The result should be every line of the listing that contains "springboot".

[[ The input, beginning ]]

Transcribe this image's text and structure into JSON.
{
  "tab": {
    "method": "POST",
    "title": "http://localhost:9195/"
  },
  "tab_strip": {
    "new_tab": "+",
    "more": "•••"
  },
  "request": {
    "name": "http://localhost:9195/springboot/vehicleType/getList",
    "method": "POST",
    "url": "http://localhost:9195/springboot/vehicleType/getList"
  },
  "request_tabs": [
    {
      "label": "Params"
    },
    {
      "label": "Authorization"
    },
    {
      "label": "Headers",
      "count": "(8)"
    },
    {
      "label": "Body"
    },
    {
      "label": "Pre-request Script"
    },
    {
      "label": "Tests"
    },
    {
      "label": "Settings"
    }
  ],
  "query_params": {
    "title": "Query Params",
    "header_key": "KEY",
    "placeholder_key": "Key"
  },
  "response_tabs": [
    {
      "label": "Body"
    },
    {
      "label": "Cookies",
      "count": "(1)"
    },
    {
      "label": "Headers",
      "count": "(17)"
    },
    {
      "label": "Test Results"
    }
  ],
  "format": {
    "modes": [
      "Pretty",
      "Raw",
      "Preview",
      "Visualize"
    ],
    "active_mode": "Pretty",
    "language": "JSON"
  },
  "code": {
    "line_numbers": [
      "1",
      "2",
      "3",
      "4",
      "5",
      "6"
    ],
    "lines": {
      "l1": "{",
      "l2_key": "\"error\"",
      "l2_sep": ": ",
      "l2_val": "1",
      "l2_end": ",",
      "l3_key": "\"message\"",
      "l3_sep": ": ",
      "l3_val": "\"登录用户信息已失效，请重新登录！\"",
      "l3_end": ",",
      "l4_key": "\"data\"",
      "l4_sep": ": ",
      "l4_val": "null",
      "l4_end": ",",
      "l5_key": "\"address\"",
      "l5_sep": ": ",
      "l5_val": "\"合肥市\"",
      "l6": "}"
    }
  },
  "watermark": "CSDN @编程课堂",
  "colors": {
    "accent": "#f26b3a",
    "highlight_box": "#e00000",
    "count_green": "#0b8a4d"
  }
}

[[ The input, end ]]

§ **Exercise output**:
    "name": "http://localhost:9195/springboot/vehicleType/getList",
    "url": "http://localhost:9195/springboot/vehicleType/getList"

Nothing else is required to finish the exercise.